The article demonstrates the important role of pharmacies and pharmacists in the prevention and management of chronic disease based on the number of visits to these healthcare professionals – particularly in small or isolated communities.
“The frequency of visits estimated by our analysis suggests that community pharmacists have frequent opportunities to deliver patient-centered services in community-based locations. As value-based health care increasingly places emphasis on preventive care and chronic disease management, the community pharmacist is a highly accessible clinician who can provide many of these services,” the authors noted.
An evolution of the NACDS Literature Program and NACDS Value-Based Vaccination Initiatives, the JAMA Network Open article further illustrates the value of pharmacy in improving clinical outcomes in various chronic diseases, and builds on the core policy recommendations necessary to help scale and sustain pharmacist-delivered preventable services and chronic care management. NACDS is commending colleagues at the University of Pittsburgh School of Pharmacy for extending the reach of prior collaborations between NACDS and the University to advance the value of community pharmacy care.

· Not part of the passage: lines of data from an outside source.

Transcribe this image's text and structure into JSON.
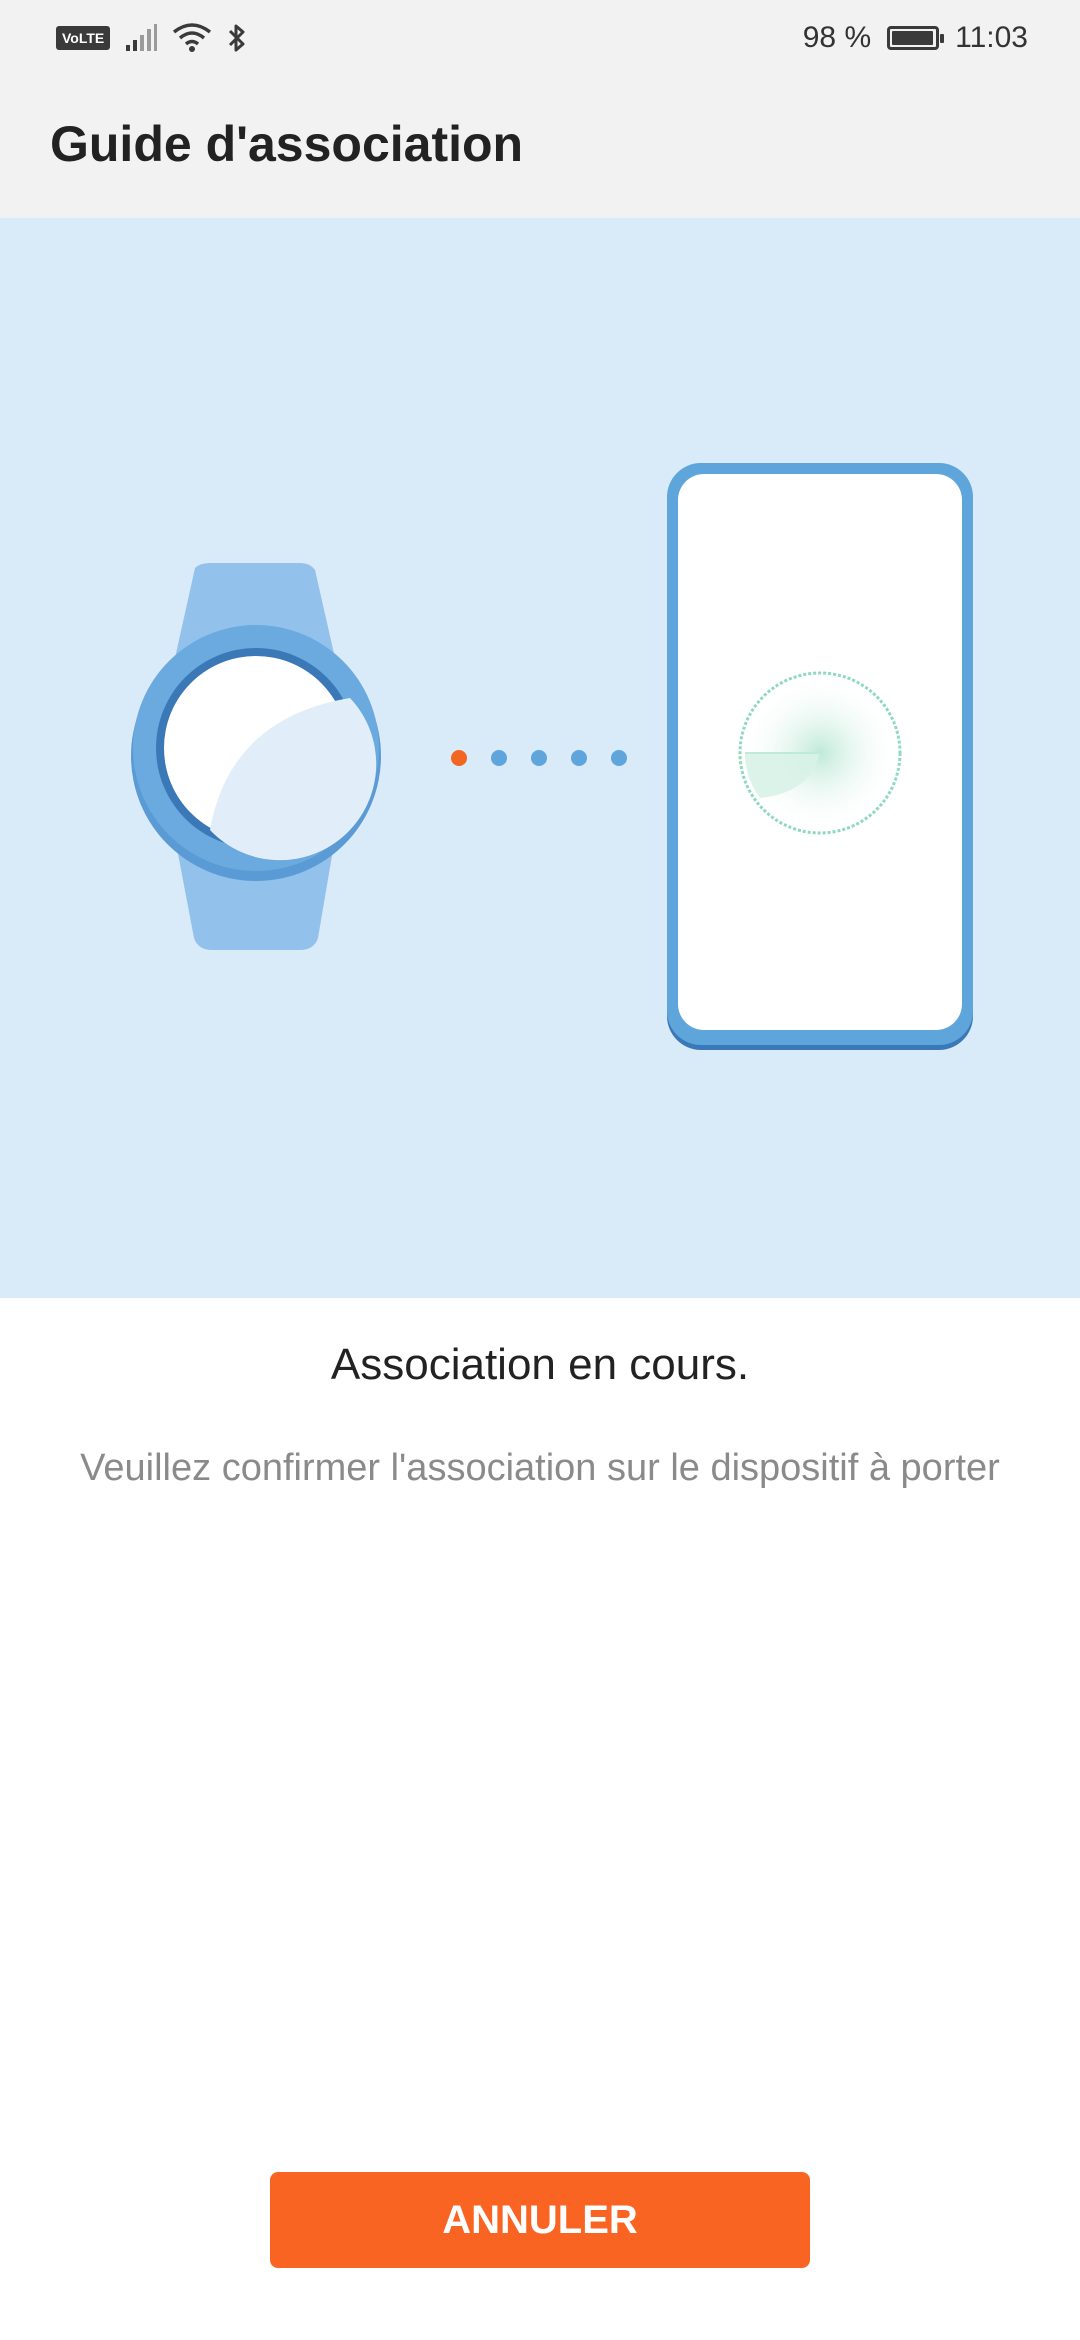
{
  "status_bar": {
    "network_badge": "VoLTE",
    "battery_text": "98 %",
    "battery_level": 0.98,
    "time": "11:03",
    "icons": [
      "volte-icon",
      "signal-icon",
      "wifi-icon",
      "bluetooth-icon",
      "battery-icon"
    ]
  },
  "header": {
    "title": "Guide d'association"
  },
  "illustration": {
    "watch_icon": "smartwatch-icon",
    "phone_icon": "smartphone-icon",
    "scan_icon": "radar-scan-icon",
    "dots_count": 5,
    "active_dot_index": 0,
    "colors": {
      "background": "#d9eaf8",
      "watch_band": "#92c2eb",
      "watch_bezel": "#6aaade",
      "watch_ring_dark": "#3a78b8",
      "phone_frame": "#5ea5dc",
      "dot_active": "#f26522",
      "dot_inactive": "#5ea5dc",
      "scan_color": "#8fd9bd"
    }
  },
  "content": {
    "status_title": "Association en cours.",
    "status_subtitle": "Veuillez confirmer l'association sur le dispositif à porter"
  },
  "actions": {
    "cancel_label": "ANNULER",
    "accent_color": "#fa6423"
  }
}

Of critical importance, the authors noted “the need to recognize pharmacists as providers of billable services, integrate pharmacists in emerging delivery and payment models, and enhance collaborative relationships between pharmacists and other members of the health care team.”
“Pharmacists are not only highly educated and widely trusted health professionals, but they are also well placed to provide patient-centered services in underserved and rural areas across the country,” said NACDS President and CEO Steven Anderson. “Pharmacies exist within five miles of 90 percent of all Americans, and the accessibility of these health destinations is not only critical to improving chronic health outcomes and serving patients who otherwise would not be reached, but is also essential to the health of the nation as we continue to address the COVID-19 pandemic. The information and evidence presented by these healthcare experts reinforces the importance of community pharmacy’s collaborative relationship with physicians and other healthcare professionals to help keep patients healthy.”